**WHAT THE TASK ASKS:**
Write the entries out again. Each one must match exactly.

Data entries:
· · · · · · ·
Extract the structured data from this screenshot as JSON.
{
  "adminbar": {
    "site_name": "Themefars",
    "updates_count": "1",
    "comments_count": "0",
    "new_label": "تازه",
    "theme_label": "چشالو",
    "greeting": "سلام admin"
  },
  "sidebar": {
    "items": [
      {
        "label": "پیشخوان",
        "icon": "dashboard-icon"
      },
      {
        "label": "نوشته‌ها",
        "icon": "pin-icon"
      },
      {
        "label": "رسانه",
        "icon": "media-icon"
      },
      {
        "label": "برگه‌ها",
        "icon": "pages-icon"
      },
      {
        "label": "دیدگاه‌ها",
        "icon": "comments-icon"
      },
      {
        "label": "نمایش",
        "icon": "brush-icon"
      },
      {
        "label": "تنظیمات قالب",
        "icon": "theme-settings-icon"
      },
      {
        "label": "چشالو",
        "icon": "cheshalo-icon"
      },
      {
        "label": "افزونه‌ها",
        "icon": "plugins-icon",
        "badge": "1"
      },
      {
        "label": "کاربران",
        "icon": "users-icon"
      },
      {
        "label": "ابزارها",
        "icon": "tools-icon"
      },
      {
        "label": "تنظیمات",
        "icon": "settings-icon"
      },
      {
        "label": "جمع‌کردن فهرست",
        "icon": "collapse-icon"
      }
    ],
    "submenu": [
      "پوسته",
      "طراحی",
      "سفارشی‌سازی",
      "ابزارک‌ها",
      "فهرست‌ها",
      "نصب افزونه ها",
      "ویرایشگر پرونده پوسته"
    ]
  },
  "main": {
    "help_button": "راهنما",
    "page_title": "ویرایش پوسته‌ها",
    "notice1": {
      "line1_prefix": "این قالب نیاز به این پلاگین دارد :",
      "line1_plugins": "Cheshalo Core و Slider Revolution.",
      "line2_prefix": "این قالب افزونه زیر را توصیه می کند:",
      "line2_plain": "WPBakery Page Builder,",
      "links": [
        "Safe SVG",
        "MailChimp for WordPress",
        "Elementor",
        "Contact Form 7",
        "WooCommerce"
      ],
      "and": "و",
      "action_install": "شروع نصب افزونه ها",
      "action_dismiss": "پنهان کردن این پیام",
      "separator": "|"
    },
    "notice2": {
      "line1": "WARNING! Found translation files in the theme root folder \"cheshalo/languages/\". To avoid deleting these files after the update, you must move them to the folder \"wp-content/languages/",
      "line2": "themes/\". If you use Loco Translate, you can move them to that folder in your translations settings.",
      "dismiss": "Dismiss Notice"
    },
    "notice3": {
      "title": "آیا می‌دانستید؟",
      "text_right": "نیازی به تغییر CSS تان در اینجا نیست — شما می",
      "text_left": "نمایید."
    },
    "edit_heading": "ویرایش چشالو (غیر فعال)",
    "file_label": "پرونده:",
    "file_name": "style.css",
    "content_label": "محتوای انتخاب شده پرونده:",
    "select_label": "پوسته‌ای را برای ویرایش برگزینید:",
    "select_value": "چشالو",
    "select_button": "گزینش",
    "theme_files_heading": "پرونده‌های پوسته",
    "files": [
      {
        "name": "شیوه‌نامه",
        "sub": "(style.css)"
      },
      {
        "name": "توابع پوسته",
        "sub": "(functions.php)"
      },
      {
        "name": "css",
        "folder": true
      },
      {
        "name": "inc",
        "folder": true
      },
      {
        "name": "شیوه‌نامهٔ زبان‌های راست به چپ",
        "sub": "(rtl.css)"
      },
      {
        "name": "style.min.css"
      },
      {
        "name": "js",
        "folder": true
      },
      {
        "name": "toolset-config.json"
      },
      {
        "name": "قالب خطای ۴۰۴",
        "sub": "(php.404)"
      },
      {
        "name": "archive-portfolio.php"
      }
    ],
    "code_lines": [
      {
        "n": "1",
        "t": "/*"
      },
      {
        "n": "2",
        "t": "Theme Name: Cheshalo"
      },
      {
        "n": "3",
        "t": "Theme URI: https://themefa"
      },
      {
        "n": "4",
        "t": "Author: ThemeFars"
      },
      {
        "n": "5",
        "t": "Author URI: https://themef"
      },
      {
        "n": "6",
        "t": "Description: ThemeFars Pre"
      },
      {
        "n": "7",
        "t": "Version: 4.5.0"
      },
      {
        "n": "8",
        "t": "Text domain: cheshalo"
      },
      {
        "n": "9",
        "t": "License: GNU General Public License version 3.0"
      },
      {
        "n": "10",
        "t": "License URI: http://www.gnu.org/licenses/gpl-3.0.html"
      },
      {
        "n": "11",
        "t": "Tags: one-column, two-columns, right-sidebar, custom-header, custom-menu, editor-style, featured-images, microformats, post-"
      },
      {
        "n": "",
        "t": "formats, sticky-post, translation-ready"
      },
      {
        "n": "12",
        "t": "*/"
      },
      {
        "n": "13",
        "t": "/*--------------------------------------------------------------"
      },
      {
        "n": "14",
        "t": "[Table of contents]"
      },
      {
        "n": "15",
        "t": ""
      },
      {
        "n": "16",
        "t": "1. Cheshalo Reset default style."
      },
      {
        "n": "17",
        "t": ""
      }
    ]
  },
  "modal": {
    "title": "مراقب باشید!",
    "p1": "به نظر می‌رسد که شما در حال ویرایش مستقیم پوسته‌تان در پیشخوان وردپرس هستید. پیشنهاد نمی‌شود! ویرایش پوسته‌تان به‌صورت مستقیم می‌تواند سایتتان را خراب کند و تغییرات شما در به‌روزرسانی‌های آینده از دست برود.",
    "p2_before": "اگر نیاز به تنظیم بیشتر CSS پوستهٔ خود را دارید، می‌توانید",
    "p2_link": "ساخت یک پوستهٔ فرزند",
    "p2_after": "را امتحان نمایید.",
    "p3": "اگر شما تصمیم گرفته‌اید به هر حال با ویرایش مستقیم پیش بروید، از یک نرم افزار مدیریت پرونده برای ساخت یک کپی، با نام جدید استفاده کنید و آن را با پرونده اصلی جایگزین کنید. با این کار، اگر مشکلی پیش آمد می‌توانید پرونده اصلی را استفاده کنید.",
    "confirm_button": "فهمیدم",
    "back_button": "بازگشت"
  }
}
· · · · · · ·
**TASK ANSWER:**
Extract the structured data from this screenshot as JSON.
{
  "adminbar": {
    "site_name": "Themefars",
    "updates_count": "1",
    "comments_count": "0",
    "new_label": "تازه",
    "theme_label": "چشالو",
    "greeting": "سلام admin"
  },
  "sidebar": {
    "items": [
      {
        "label": "پیشخوان",
        "icon": "dashboard-icon"
      },
      {
        "label": "نوشته‌ها",
        "icon": "pin-icon"
      },
      {
        "label": "رسانه",
        "icon": "media-icon"
      },
      {
        "label": "برگه‌ها",
        "icon": "pages-icon"
      },
      {
        "label": "دیدگاه‌ها",
        "icon": "comments-icon"
      },
      {
        "label": "نمایش",
        "icon": "brush-icon"
      },
      {
        "label": "تنظیمات قالب",
        "icon": "theme-settings-icon"
      },
      {
        "label": "چشالو",
        "icon": "cheshalo-icon"
      },
      {
        "label": "افزونه‌ها",
        "icon": "plugins-icon",
        "badge": "1"
      },
      {
        "label": "کاربران",
        "icon": "users-icon"
      },
      {
        "label": "ابزارها",
        "icon": "tools-icon"
      },
      {
        "label": "تنظیمات",
        "icon": "settings-icon"
      },
      {
        "label": "جمع‌کردن فهرست",
        "icon": "collapse-icon"
      }
    ],
    "submenu": [
      "پوسته",
      "طراحی",
      "سفارشی‌سازی",
      "ابزارک‌ها",
      "فهرست‌ها",
      "نصب افزونه ها",
      "ویرایشگر پرونده پوسته"
    ]
  },
  "main": {
    "help_button": "راهنما",
    "page_title": "ویرایش پوسته‌ها",
    "notice1": {
      "line1_prefix": "این قالب نیاز به این پلاگین دارد :",
      "line1_plugins": "Cheshalo Core و Slider Revolution.",
      "line2_prefix": "این قالب افزونه زیر را توصیه می کند:",
      "line2_plain": "WPBakery Page Builder,",
      "links": [
        "Safe SVG",
        "MailChimp for WordPress",
        "Elementor",
        "Contact Form 7",
        "WooCommerce"
      ],
      "and": "و",
      "action_install": "شروع نصب افزونه ها",
      "action_dismiss": "پنهان کردن این پیام",
      "separator": "|"
    },
    "notice2": {
      "line1": "WARNING! Found translation files in the theme root folder \"cheshalo/languages/\". To avoid deleting these files after the update, you must move them to the folder \"wp-content/languages/",
      "line2": "themes/\". If you use Loco Translate, you can move them to that folder in your translations settings.",
      "dismiss": "Dismiss Notice"
    },
    "notice3": {
      "title": "آیا می‌دانستید؟",
      "text_right": "نیازی به تغییر CSS تان در اینجا نیست — شما می",
      "text_left": "نمایید."
    },
    "edit_heading": "ویرایش چشالو (غیر فعال)",
    "file_label": "پرونده:",
    "file_name": "style.css",
    "content_label": "محتوای انتخاب شده پرونده:",
    "select_label": "پوسته‌ای را برای ویرایش برگزینید:",
    "select_value": "چشالو",
    "select_button": "گزینش",
    "theme_files_heading": "پرونده‌های پوسته",
    "files": [
      {
        "name": "شیوه‌نامه",
        "sub": "(style.css)"
      },
      {
        "name": "توابع پوسته",
        "sub": "(functions.php)"
      },
      {
        "name": "css",
        "folder": true
      },
      {
        "name": "inc",
        "folder": true
      },
      {
        "name": "شیوه‌نامهٔ زبان‌های راست به چپ",
        "sub": "(rtl.css)"
      },
      {
        "name": "style.min.css"
      },
      {
        "name": "js",
        "folder": true
      },
      {
        "name": "toolset-config.json"
      },
      {
        "name": "قالب خطای ۴۰۴",
        "sub": "(php.404)"
      },
      {
        "name": "archive-portfolio.php"
      }
    ],
    "code_lines": [
      {
        "n": "1",
        "t": "/*"
      },
      {
        "n": "2",
        "t": "Theme Name: Cheshalo"
      },
      {
        "n": "3",
        "t": "Theme URI: https://themefa"
      },
      {
        "n": "4",
        "t": "Author: ThemeFars"
      },
      {
        "n": "5",
        "t": "Author URI: https://themef"
      },
      {
        "n": "6",
        "t": "Description: ThemeFars Pre"
      },
      {
        "n": "7",
        "t": "Version: 4.5.0"
      },
      {
        "n": "8",
        "t": "Text domain: cheshalo"
      },
      {
        "n": "9",
        "t": "License: GNU General Public License version 3.0"
      },
      {
        "n": "10",
        "t": "License URI: http://www.gnu.org/licenses/gpl-3.0.html"
      },
      {
        "n": "11",
        "t": "Tags: one-column, two-columns, right-sidebar, custom-header, custom-menu, editor-style, featured-images, microformats, post-"
      },
      {
        "n": "",
        "t": "formats, sticky-post, translation-ready"
      },
      {
        "n": "12",
        "t": "*/"
      },
      {
        "n": "13",
        "t": "/*--------------------------------------------------------------"
      },
      {
        "n": "14",
        "t": "[Table of contents]"
      },
      {
        "n": "15",
        "t": ""
      },
      {
        "n": "16",
        "t": "1. Cheshalo Reset default style."
      },
      {
        "n": "17",
        "t": ""
      }
    ]
  },
  "modal": {
    "title": "مراقب باشید!",
    "p1": "به نظر می‌رسد که شما در حال ویرایش مستقیم پوسته‌تان در پیشخوان وردپرس هستید. پیشنهاد نمی‌شود! ویرایش پوسته‌تان به‌صورت مستقیم می‌تواند سایتتان را خراب کند و تغییرات شما در به‌روزرسانی‌های آینده از دست برود.",
    "p2_before": "اگر نیاز به تنظیم بیشتر CSS پوستهٔ خود را دارید، می‌توانید",
    "p2_link": "ساخت یک پوستهٔ فرزند",
    "p2_after": "را امتحان نمایید.",
    "p3": "اگر شما تصمیم گرفته‌اید به هر حال با ویرایش مستقیم پیش بروید، از یک نرم افزار مدیریت پرونده برای ساخت یک کپی، با نام جدید استفاده کنید و آن را با پرونده اصلی جایگزین کنید. با این کار، اگر مشکلی پیش آمد می‌توانید پرونده اصلی را استفاده کنید.",
    "confirm_button": "فهمیدم",
    "back_button": "بازگشت"
  }
}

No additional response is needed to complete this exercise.